ROME (Jan. 19)
Poland has marked its second annual “Day of Judaism.” As part of the event, designed to foster interfaith dialogue and education, a number of Polish churches included the day’s theme in their services, and 1 million postcards bearing a photograph of Pope John Paul II together with Rome’s Chief Rabbi Elio Toaff were distributed in all the country’s parishes.
The cards of the pontiff and the chief rabbi bore a special prayer written for the occasion by the pope, who met with Toaff during a historic visit to Rome’s main synagogue in 1986.
“Support the Jewish people so that they can experience respect and love,” the prayer read.
This year’s Day of Judaism took place amid continuing tension over the erection of hundreds of crosses at the site of the Auschwitz death camp by militant Catholics defying the orders of both the Catholic hierarchy and the Polish government. Some of these militants have made openly anti-Semitic statements.
Despite the tension over the crosses, the day appeared to pass without incident.
Leaders of Poland’s Jewish community attended a Roman Catholic mass in the city of Wroclaw Sunday, and Catholic faithful there attended Jewish services.
Jerzy Kichler, a local Wroclaw Jewish leader who is also the president of the nationwide Union of Jewish Communities in Poland, alluded to the cross controversy in an address during services in the prayer house of the small Wroclaw Jewish community, located next to the city’s large neoclassical synagogue, which is currently under restoration.

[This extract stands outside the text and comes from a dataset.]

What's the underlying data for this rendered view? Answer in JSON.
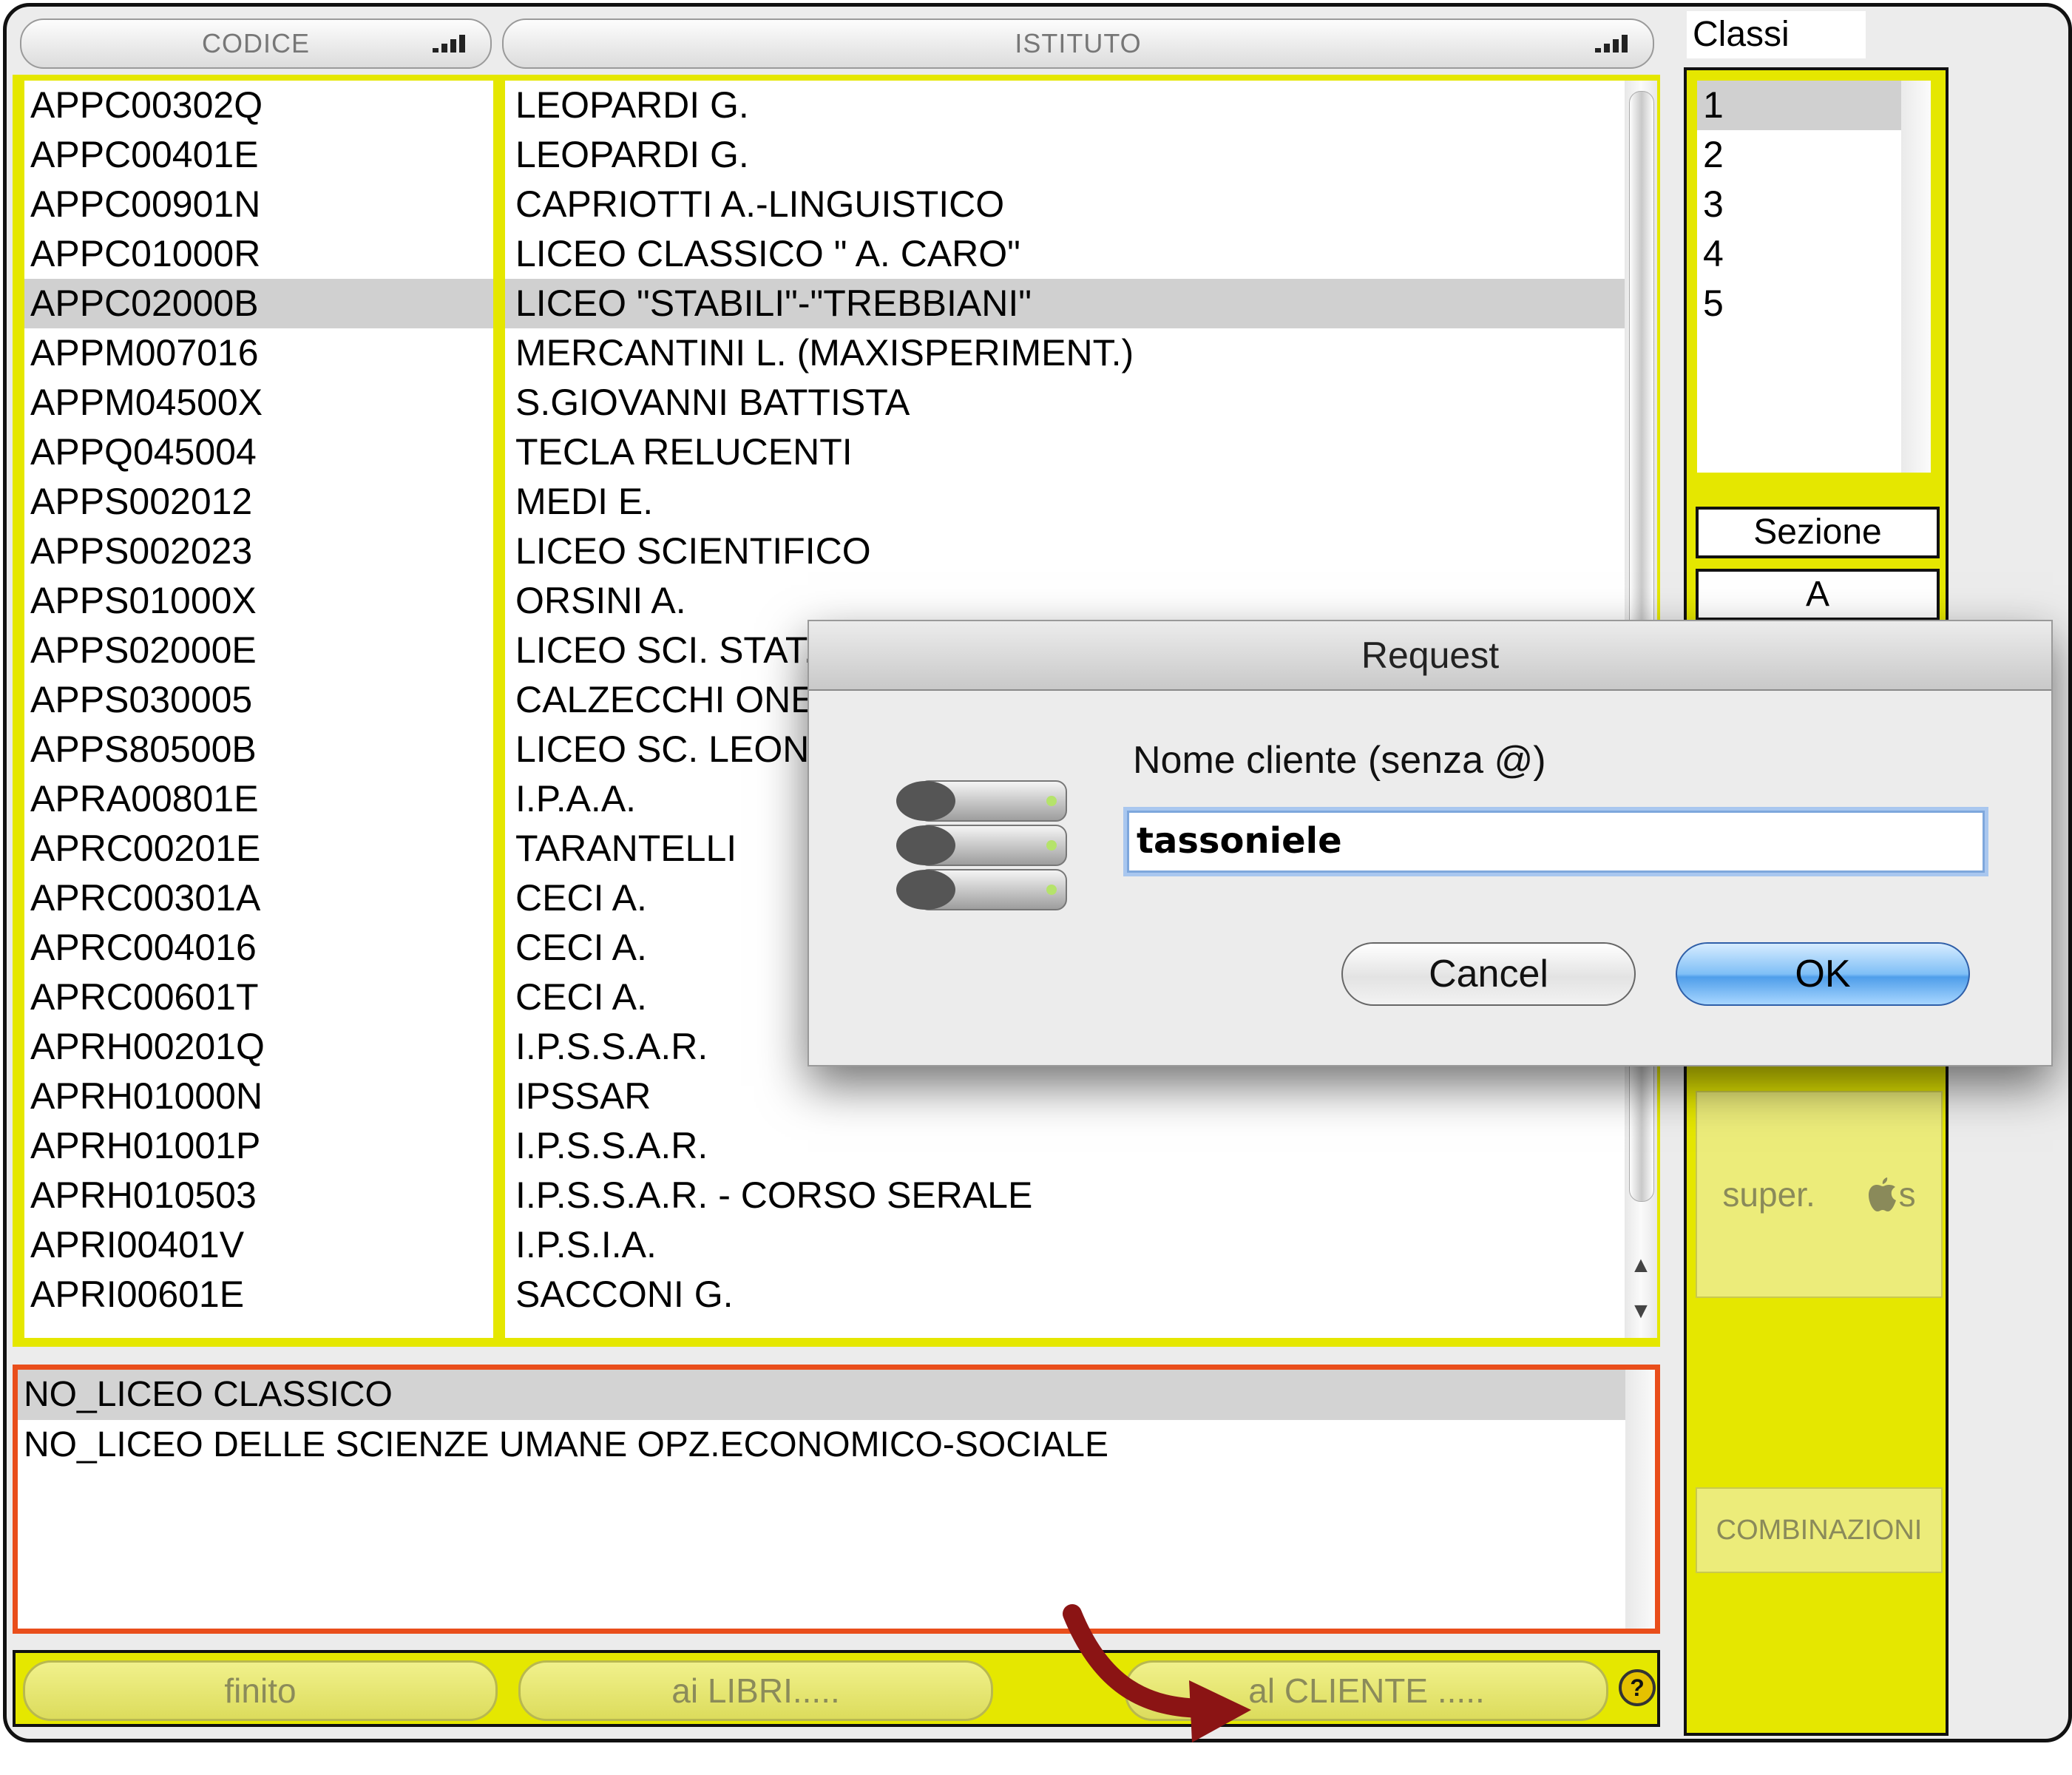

Jews ask Christians to understand that the only way they can build graves for the victims of the Holocaust is to use “words and tears,” and therefore no disturbing symbols should be allowed, Kichler told a congregation that included Bishop Stanislaw Gadecki, head of the Polish Church Commission for Interreligious Dialogue, and scores of other Christians.
Earlier, Kichler and other Jewish representatives attended mass celebrated by Gadecki, who, in his sermon, called for cooperation between Catholics and Jews, whom he referred to as the “elder brethren” of Catholics, echoing statements by the pope.